|Wesley R. Elsberry
Joined: May 2002
An Indianapolis Star editorial by Andrea Neal shows that the Discovery Institute's "Center for (the Renewal of) Science and Culture"'s propaganda machine continues to bamboozle the credulous public.
Neal buys into several falsehoods told by the DI C®SC. First and foremost, Neal seems to think that there is some scientific content to "intelligent design" claims. Second, Neal asserts ID represents cutting-edge science rather than warmed-over nineteenth century apologetics. Third, Neal buys the tale that there is no religious component to the ID movement.
The question to pose to those who think that "intelligent design" is science is to ask where the science is. The only things cited by Neal add up to critiques of the sufficiency of current natural explanations. There is nothing beyond assertion that ID has any role whatever in accounting for biological complexity. I've asked some of the "scientists at top institutions" that Neal refers to for a progress report on the ID community making a positive case for ID conjectures, and in each instance have received answers that translate into an admission of "no progress" since 1997.
The assertion that there is any "cutting edge" to the ID wedge fails the most cursory examination of the evidence. Phillip Johnson's original ID tome, "Darwin On Trial", simply goes to show that there is hardly an antievolution chestnut that he doesn't like. Many of the favorites of the young-earth creationist movement are happily recycled by Johnson. The whole "irreducible complexity" edifice erected by Michael Behe is simply a more technical gloss on the ancient "what good is half a wing" canard common in YEC circles. Behe's innovation resides in locating systems in which there is both a paucity of evidence and no expectation that further evidence bearing on the origin of the structures will be forthcoming. That's a prerequisite for any argument from ignorance that is expected to hold up over time. But the central part of ID argumentation can be traced to the Reverend William Paley's arguments made in 1802. The scientific community actually did take up such arguments and examine them seriously -- and decided that they did not fit the evidence.
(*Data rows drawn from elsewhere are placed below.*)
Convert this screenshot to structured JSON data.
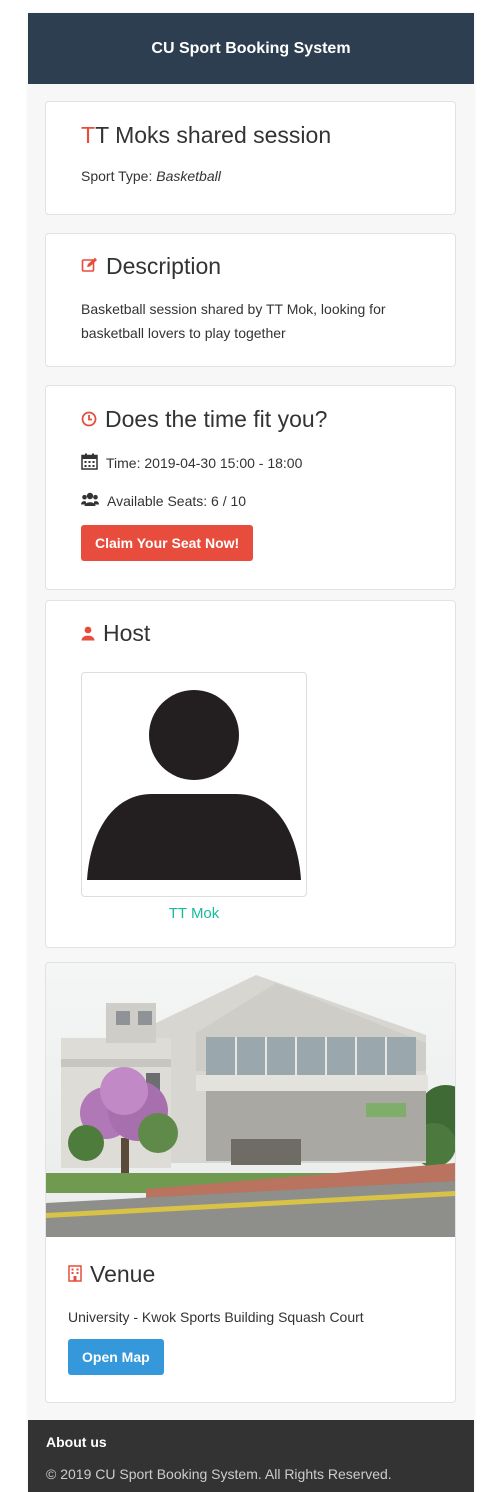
{
  "header": {
    "title": "CU Sport Booking System"
  },
  "session": {
    "title_initial": "T",
    "title_rest": "T Moks shared session",
    "sport_type_label": "Sport Type: ",
    "sport_type_value": "Basketball"
  },
  "description": {
    "heading": "Description",
    "text": "Basketball session shared by TT Mok, looking for basketball lovers to play together"
  },
  "time_section": {
    "heading": "Does the time fit you?",
    "time_text": "Time: 2019-04-30 15:00 - 18:00",
    "seats_text": "Available Seats: 6 / 10",
    "claim_button": "Claim Your Seat Now!"
  },
  "host": {
    "heading": "Host",
    "name": "TT Mok"
  },
  "venue": {
    "heading": "Venue",
    "name": "University - Kwok Sports Building Squash Court",
    "open_map_button": "Open Map"
  },
  "footer": {
    "about": "About us",
    "copyright": "© 2019 CU Sport Booking System. All Rights Reserved."
  },
  "colors": {
    "navbar": "#2c3e50",
    "accent_red": "#e74c3c",
    "accent_blue": "#3498db",
    "host_link": "#18bc9c",
    "footer": "#333333"
  }
}
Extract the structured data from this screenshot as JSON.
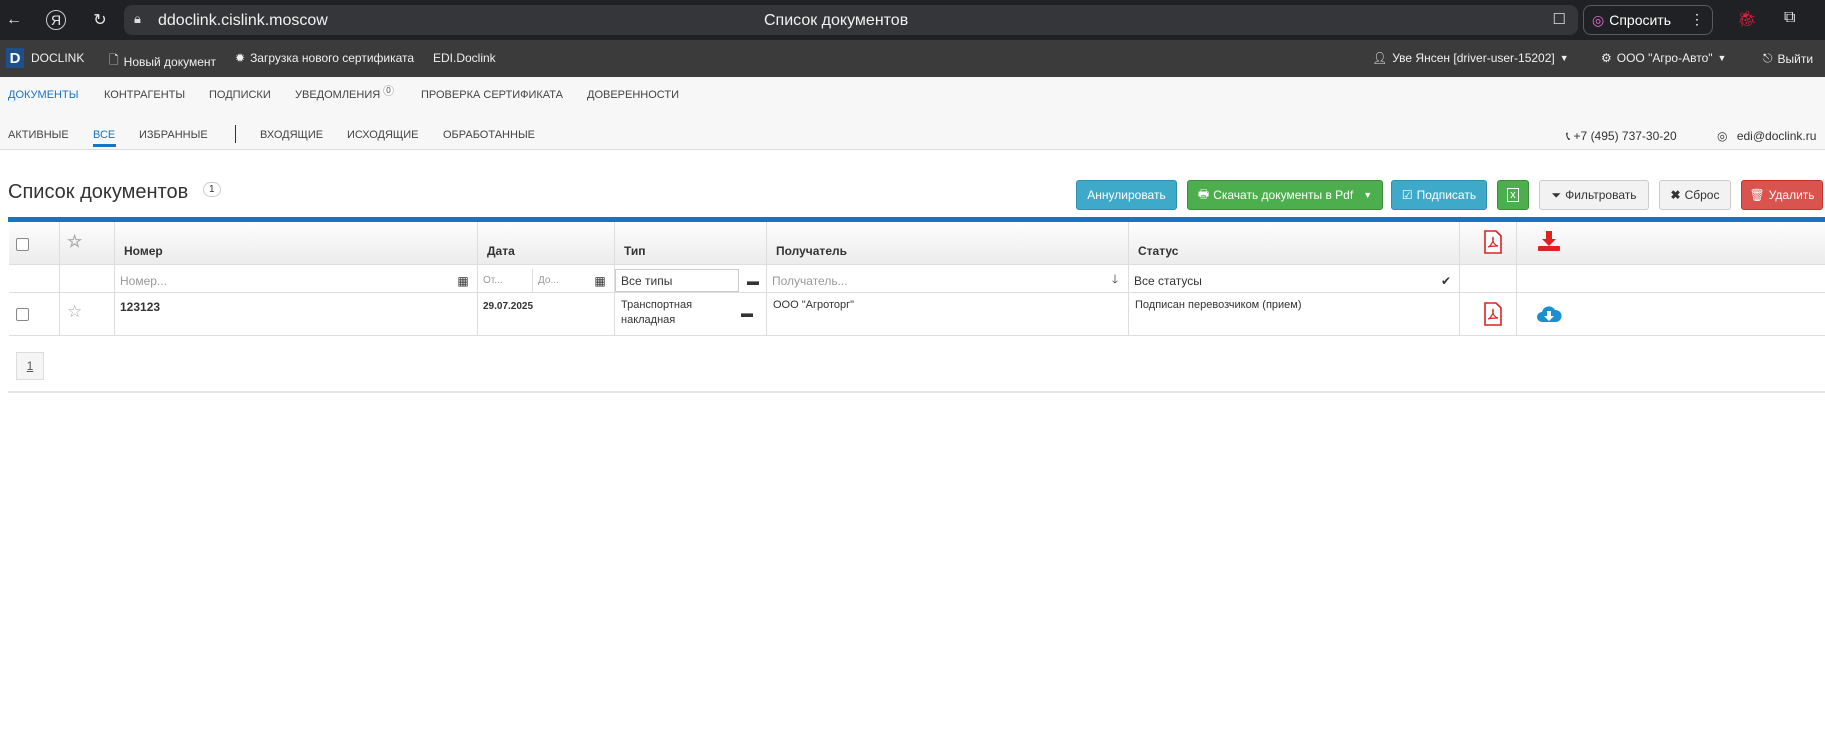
{
  "browser": {
    "url": "ddoclink.cislink.moscow",
    "tab_title": "Список документов",
    "ask_label": "Спросить"
  },
  "topnav": {
    "logo_letter": "D",
    "logo_text": "DOCLINK",
    "new_doc": "Новый документ",
    "upload_cert": "Загрузка нового сертификата",
    "edi": "EDI.Doclink",
    "user": "Уве Янсен [driver-user-15202]",
    "org": "ООО \"Агро-Авто\"",
    "logout": "Выйти"
  },
  "mainnav": {
    "items": [
      "ДОКУМЕНТЫ",
      "КОНТРАГЕНТЫ",
      "ПОДПИСКИ",
      "УВЕДОМЛЕНИЯ",
      "ПРОВЕРКА СЕРТИФИКАТА",
      "ДОВЕРЕННОСТИ"
    ],
    "notifications_count": "0"
  },
  "subnav": {
    "items": [
      "АКТИВНЫЕ",
      "ВСЕ",
      "ИЗБРАННЫЕ",
      "ВХОДЯЩИЕ",
      "ИСХОДЯЩИЕ",
      "ОБРАБОТАННЫЕ"
    ],
    "phone": "+7 (495) 737-30-20",
    "email": "edi@doclink.ru"
  },
  "page": {
    "title": "Список документов",
    "count": "1"
  },
  "actions": {
    "annul": "Аннулировать",
    "download_pdf": "Скачать документы в Pdf",
    "sign": "Подписать",
    "filter": "Фильтровать",
    "reset": "Сброс",
    "delete": "Удалить"
  },
  "table": {
    "headers": {
      "number": "Номер",
      "date": "Дата",
      "type": "Тип",
      "recipient": "Получатель",
      "status": "Статус"
    },
    "filters": {
      "number_placeholder": "Номер...",
      "date_from": "От...",
      "date_to": "До...",
      "type_value": "Все типы",
      "recipient_placeholder": "Получатель...",
      "status_value": "Все статусы"
    },
    "rows": [
      {
        "number": "123123",
        "date": "29.07.2025",
        "type_line1": "Транспортная",
        "type_line2": "накладная",
        "recipient": "ООО \"Агроторг\"",
        "status": "Подписан перевозчиком (прием)"
      }
    ]
  },
  "pagination": {
    "current": "1"
  }
}
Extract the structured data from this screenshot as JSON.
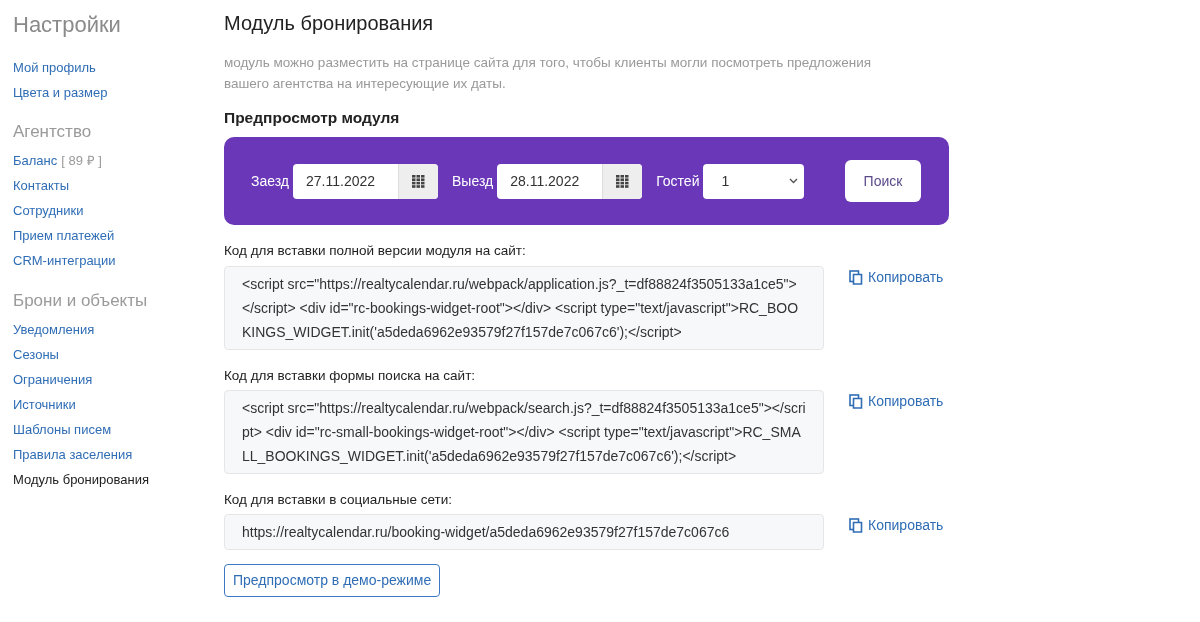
{
  "sidebar": {
    "title": "Настройки",
    "sections": [
      {
        "items": [
          {
            "label": "Мой профиль",
            "selected": false
          },
          {
            "label": "Цвета и размер",
            "selected": false
          }
        ]
      },
      {
        "heading": "Агентство",
        "items": [
          {
            "label": "Баланс",
            "suffix": "[ 89 ₽ ]",
            "selected": false
          },
          {
            "label": "Контакты",
            "selected": false
          },
          {
            "label": "Сотрудники",
            "selected": false
          },
          {
            "label": "Прием платежей",
            "selected": false
          },
          {
            "label": "CRM-интеграции",
            "selected": false
          }
        ]
      },
      {
        "heading": "Брони и объекты",
        "items": [
          {
            "label": "Уведомления",
            "selected": false
          },
          {
            "label": "Сезоны",
            "selected": false
          },
          {
            "label": "Ограничения",
            "selected": false
          },
          {
            "label": "Источники",
            "selected": false
          },
          {
            "label": "Шаблоны писем",
            "selected": false
          },
          {
            "label": "Правила заселения",
            "selected": false
          },
          {
            "label": "Модуль бронирования",
            "selected": true
          }
        ]
      }
    ]
  },
  "main": {
    "title": "Модуль бронирования",
    "description": "модуль можно разместить на странице сайта для того, чтобы клиенты могли посмотреть предложения вашего агентства на интересующие их даты.",
    "preview_heading": "Предпросмотр модуля",
    "widget": {
      "checkin_label": "Заезд",
      "checkin_value": "27.11.2022",
      "checkout_label": "Выезд",
      "checkout_value": "28.11.2022",
      "guests_label": "Гостей",
      "guests_value": "1",
      "search_button": "Поиск"
    },
    "code_blocks": [
      {
        "label": "Код для вставки полной версии модуля на сайт:",
        "code": "<script src=\"https://realtycalendar.ru/webpack/application.js?_t=df88824f3505133a1ce5\"></script> <div id=\"rc-bookings-widget-root\"></div> <script type=\"text/javascript\">RC_BOOKINGS_WIDGET.init('a5deda6962e93579f27f157de7c067c6');</script>",
        "copy": "Копировать"
      },
      {
        "label": "Код для вставки формы поиска на сайт:",
        "code": "<script src=\"https://realtycalendar.ru/webpack/search.js?_t=df88824f3505133a1ce5\"></script> <div id=\"rc-small-bookings-widget-root\"></div> <script type=\"text/javascript\">RC_SMALL_BOOKINGS_WIDGET.init('a5deda6962e93579f27f157de7c067c6');</script>",
        "copy": "Копировать"
      },
      {
        "label": "Код для вставки в социальные сети:",
        "code": "https://realtycalendar.ru/booking-widget/a5deda6962e93579f27f157de7c067c6",
        "copy": "Копировать"
      }
    ],
    "demo_button": "Предпросмотр в демо-режиме"
  }
}
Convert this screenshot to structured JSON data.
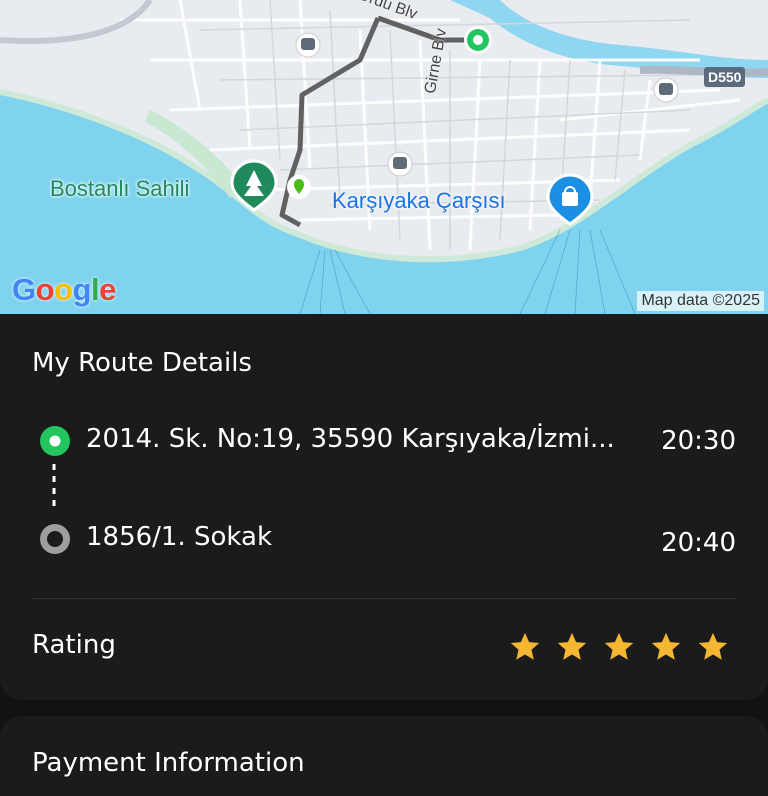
{
  "map": {
    "labels": {
      "ordu": "Ordu Blv",
      "girne": "Girne Blv",
      "bostanli": "Bostanlı Sahili",
      "karsiyaka": "Karşıyaka Çarşısı",
      "mapdata": "Map data ©2025",
      "d550": "D550"
    },
    "colors": {
      "water": "#7fd3ef",
      "land": "#e9ecef",
      "route": "#616161",
      "origin": "#22c55e"
    },
    "icons": [
      "train-station-icon",
      "park-pin-icon",
      "shopping-pin-icon",
      "location-pin-icon",
      "origin-marker-icon"
    ]
  },
  "route_details": {
    "title": "My Route Details",
    "stops": [
      {
        "address": "2014. Sk. No:19, 35590 Karşıyaka/İzmi...",
        "time": "20:30",
        "marker_color": "#22c55e"
      },
      {
        "address": "1856/1. Sokak",
        "time": "20:40",
        "marker_color": "#9e9e9e"
      }
    ]
  },
  "rating": {
    "label": "Rating",
    "value": 5,
    "max": 5,
    "star_color": "#f5b731"
  },
  "payment": {
    "title": "Payment Information"
  }
}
ID is not "cutting edge". At best, it's "reheated leftovers".
Neal asserts that skeptics cannot show any religious underpinnings of ID in court because ID is "a scientific possibility". Neal is obviously ignorant of the massive paper trail left by the "scientists at top institutions" of the DI C®SC concerning the goals and motivations of the ID movement, most succinctly expressed in the famous "Wedge" document. This will be one of the easiest tasks for skeptics to accomplish in court, not one of the hardest.
Neal's innovation in the editorial is to characterize opposition to the ID movement as "anti-religious". This, of course, is bunk. Plenty of religious people are part of the community of skeptics of ID. The panelists at the recent CSICOP Fourth World Skeptics Conference session on evolution and intelligent design included two ID advocates and two ID skeptics, all Christian believers.
Neal ends with this:
|Teaching intelligent design to our children is gaining strength too, as it should. Students need to know the latest research about how it all began, even if it points to an all-knowing creator.|
It would be a sad irony to let Darwin write the final chapter because we fear where science might lead us.
Why should a set of religiously-motivated conjectures based solely upon negative argumentation and wishful thinking be taught to students as if it were "research"? Why should students be given the mistaken impression that such conjectures represent the "latest" in scientific thinking, when in fact various components of these arguments can be traced back decades or centuries?
But the capping irony is the construction of Neal's final sentence. Science should lead, all right, and it is precisely because the politics of the ID movement lead it rather than the science that we should reject these premature moves to force ID into school science curricula. Let ID prove itself in the marketplace of scientific ideas, and then it will be ready for inclusion in science education. It is not there yet, and even ID advocates say that they are just beginning now to see glimmers of the formation of an ID research program. The unseemly haste with which the ID advocates push for inclusion of their untested and unresearched claims into school curricula bespeaks an unscientific attitude, one more similar to a salesman trying to offload stock that is past its sell-by date. Something smells fishy in that.
"You can't teach an old dogma new tricks." - Dorothy Parker